▶ WORK INSTRUCTIONS
Retrieve each line that contains the word "bezpieczeństwa" from the entries below.
[Start of section]
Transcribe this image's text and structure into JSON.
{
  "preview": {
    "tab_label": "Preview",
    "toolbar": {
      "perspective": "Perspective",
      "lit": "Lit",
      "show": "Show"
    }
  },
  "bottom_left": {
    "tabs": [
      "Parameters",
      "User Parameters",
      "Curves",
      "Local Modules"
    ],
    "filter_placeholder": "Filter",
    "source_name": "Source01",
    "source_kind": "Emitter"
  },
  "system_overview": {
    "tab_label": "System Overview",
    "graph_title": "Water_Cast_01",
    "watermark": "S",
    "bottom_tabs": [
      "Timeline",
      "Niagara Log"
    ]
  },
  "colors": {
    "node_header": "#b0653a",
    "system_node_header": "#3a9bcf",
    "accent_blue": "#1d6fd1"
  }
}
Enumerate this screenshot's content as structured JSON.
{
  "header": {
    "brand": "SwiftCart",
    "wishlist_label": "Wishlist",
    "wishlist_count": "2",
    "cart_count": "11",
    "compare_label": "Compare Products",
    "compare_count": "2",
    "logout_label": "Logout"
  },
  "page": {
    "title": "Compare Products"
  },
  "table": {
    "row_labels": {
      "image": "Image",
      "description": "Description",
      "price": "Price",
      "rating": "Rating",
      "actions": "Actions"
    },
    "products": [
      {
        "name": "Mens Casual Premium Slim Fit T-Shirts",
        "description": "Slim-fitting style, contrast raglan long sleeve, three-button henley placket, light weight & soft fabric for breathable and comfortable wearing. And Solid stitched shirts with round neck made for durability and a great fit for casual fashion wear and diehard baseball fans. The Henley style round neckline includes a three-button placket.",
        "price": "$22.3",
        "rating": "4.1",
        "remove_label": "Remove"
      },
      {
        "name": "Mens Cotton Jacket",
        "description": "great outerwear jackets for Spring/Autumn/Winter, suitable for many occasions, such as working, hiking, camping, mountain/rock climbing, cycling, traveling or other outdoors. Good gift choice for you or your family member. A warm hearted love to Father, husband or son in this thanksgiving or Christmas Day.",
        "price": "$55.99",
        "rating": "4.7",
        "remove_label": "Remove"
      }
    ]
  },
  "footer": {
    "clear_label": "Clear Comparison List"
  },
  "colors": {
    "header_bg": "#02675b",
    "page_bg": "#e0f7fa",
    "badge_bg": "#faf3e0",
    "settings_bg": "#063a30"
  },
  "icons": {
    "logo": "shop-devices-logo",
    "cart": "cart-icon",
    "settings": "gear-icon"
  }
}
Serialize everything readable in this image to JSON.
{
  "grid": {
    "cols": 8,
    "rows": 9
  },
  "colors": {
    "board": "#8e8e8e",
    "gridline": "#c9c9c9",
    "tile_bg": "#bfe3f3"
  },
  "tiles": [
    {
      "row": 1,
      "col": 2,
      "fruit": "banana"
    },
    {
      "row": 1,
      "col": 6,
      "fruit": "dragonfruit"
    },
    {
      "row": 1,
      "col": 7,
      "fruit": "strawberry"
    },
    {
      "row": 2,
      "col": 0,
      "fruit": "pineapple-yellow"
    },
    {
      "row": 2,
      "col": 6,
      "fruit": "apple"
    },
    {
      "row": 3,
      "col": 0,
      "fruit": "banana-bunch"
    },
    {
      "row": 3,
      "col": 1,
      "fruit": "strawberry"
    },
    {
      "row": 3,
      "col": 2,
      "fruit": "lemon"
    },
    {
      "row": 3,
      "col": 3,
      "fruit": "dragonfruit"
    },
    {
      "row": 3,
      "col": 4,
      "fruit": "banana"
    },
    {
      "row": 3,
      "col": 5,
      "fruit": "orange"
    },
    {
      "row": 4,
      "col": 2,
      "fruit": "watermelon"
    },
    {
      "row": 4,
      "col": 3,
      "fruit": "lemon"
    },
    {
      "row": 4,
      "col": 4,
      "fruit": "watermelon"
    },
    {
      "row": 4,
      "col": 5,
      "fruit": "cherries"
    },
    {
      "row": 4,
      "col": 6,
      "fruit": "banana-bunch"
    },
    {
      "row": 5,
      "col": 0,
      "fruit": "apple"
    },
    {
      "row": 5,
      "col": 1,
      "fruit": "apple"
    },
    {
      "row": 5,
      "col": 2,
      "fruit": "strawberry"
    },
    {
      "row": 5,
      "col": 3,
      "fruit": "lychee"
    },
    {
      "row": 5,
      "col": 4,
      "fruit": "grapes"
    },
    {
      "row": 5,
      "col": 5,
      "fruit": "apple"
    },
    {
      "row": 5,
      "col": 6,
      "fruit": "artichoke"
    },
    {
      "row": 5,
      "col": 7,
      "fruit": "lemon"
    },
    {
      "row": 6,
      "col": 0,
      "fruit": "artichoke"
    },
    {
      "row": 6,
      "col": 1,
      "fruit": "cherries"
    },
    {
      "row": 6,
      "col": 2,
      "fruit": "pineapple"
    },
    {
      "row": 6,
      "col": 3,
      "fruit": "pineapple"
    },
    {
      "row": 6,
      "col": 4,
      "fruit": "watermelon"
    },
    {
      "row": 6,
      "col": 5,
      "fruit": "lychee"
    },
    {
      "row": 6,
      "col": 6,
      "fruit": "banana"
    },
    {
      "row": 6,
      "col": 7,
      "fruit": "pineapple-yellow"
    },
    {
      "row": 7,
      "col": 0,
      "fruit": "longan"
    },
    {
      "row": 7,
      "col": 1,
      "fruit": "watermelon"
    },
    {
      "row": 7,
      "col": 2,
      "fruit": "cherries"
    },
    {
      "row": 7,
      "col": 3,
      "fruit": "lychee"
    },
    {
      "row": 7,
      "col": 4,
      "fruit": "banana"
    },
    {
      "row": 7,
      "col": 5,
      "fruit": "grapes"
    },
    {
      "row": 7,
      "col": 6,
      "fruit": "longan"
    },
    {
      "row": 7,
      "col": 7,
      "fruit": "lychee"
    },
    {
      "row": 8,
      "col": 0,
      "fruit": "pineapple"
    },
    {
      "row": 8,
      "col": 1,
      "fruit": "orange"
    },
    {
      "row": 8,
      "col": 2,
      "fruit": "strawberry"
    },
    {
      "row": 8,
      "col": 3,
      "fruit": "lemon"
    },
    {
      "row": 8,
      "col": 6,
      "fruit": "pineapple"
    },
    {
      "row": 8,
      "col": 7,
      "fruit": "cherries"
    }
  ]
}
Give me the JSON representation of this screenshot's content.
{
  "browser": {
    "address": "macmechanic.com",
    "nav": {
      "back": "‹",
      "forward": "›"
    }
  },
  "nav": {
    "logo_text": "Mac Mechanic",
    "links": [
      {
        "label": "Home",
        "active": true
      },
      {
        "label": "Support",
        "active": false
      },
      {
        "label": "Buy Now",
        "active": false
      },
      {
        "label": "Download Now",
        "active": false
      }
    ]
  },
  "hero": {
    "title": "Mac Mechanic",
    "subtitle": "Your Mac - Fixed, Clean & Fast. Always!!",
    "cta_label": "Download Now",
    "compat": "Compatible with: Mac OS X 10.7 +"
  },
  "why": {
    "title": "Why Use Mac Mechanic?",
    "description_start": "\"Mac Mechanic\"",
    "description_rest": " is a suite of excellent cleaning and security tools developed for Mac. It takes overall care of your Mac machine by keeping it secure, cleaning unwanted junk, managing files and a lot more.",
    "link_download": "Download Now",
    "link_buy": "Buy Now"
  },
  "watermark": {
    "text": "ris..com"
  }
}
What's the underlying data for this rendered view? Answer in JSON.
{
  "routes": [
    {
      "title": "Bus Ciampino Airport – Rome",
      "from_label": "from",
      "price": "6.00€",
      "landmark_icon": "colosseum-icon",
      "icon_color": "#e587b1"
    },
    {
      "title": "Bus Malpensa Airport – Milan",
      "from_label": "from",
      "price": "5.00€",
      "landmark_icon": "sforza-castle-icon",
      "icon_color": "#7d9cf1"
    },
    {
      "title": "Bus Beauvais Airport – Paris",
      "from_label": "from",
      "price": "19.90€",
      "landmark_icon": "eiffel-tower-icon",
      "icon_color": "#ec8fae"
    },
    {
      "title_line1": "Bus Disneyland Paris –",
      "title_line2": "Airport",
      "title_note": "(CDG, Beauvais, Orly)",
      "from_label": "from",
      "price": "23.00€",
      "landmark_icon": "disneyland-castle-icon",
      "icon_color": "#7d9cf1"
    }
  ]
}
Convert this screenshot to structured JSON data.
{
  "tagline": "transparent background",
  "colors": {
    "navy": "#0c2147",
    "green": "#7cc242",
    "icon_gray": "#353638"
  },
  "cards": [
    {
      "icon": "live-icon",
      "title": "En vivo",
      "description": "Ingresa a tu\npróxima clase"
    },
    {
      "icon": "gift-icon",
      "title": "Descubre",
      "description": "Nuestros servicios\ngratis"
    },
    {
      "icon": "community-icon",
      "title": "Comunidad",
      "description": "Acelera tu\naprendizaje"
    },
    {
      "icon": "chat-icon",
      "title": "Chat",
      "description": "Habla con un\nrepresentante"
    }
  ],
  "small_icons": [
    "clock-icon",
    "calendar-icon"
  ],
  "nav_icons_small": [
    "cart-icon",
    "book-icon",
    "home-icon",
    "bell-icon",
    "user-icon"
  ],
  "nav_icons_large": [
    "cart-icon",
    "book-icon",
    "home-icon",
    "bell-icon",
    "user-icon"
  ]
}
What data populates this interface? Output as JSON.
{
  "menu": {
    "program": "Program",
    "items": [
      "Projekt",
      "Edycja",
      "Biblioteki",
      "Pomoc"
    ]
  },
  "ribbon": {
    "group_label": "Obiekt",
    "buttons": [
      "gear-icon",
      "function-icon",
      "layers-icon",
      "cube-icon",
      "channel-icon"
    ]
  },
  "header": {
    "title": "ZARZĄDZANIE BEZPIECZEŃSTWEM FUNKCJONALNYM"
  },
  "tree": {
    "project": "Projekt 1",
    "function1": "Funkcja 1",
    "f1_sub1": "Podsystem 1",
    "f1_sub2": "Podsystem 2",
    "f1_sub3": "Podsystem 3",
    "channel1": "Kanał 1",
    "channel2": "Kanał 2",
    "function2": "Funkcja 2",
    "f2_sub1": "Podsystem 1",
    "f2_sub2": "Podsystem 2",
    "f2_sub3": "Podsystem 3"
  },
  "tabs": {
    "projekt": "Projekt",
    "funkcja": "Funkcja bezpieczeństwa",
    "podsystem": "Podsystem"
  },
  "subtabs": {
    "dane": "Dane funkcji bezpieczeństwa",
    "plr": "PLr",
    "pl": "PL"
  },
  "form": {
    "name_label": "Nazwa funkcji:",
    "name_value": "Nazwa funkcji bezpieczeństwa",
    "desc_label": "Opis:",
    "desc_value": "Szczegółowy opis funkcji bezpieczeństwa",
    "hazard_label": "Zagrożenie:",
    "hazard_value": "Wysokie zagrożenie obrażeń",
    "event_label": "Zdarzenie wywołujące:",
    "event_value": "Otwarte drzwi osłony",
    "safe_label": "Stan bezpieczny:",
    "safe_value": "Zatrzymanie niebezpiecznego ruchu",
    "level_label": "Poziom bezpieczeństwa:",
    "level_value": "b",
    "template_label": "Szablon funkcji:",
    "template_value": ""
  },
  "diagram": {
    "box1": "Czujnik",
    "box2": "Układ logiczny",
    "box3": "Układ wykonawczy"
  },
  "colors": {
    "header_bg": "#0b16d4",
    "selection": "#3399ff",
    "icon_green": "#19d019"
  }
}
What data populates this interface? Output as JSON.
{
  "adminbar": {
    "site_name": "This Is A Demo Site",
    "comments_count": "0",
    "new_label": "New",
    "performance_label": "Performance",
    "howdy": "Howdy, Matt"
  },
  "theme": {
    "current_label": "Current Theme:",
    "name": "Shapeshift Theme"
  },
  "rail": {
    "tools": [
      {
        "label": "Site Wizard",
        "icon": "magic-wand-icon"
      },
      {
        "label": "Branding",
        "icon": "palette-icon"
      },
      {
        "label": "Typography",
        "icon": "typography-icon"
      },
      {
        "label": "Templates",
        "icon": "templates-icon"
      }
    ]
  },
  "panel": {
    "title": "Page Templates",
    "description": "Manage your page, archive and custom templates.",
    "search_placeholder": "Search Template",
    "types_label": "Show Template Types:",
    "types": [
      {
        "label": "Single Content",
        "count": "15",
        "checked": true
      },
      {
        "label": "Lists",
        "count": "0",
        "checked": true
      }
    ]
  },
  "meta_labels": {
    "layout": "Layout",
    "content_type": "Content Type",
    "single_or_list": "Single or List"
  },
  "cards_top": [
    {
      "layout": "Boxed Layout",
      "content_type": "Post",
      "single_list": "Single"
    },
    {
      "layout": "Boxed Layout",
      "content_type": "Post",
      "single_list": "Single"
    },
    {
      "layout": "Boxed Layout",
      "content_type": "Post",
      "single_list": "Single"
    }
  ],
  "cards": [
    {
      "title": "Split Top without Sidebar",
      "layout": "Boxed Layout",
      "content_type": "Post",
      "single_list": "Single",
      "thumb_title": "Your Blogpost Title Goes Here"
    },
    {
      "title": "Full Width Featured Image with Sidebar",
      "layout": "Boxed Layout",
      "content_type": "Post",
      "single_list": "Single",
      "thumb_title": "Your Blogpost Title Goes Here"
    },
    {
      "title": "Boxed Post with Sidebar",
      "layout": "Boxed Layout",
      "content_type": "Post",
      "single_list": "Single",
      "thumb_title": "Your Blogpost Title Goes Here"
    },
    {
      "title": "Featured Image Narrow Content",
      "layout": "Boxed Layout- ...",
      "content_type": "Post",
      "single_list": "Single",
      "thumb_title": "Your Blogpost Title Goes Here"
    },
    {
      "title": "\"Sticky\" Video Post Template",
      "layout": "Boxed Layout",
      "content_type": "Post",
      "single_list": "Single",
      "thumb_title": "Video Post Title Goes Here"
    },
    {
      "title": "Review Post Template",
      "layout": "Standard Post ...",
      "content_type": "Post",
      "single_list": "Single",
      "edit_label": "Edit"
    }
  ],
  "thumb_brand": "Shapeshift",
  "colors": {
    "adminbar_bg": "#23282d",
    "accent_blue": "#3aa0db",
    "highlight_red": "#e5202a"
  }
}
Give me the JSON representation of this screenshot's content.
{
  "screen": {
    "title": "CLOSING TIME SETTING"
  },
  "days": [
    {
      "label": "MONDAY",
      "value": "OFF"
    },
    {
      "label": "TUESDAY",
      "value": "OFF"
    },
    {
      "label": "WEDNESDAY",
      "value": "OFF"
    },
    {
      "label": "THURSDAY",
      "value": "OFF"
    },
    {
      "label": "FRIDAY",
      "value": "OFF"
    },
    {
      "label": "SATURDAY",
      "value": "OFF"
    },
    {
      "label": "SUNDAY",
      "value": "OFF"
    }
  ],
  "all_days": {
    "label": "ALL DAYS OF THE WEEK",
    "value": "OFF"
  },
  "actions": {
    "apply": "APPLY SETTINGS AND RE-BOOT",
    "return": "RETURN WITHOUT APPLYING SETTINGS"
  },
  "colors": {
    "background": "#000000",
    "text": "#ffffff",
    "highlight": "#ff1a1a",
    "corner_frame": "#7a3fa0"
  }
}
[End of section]
▶ OUTPUT OF THE EXERCISE
    "funkcja": "Funkcja bezpieczeństwa",
    "dane": "Dane funkcji bezpieczeństwa",
    "name_value": "Nazwa funkcji bezpieczeństwa",
    "desc_value": "Szczegółowy opis funkcji bezpieczeństwa",
    "level_label": "Poziom bezpieczeństwa:",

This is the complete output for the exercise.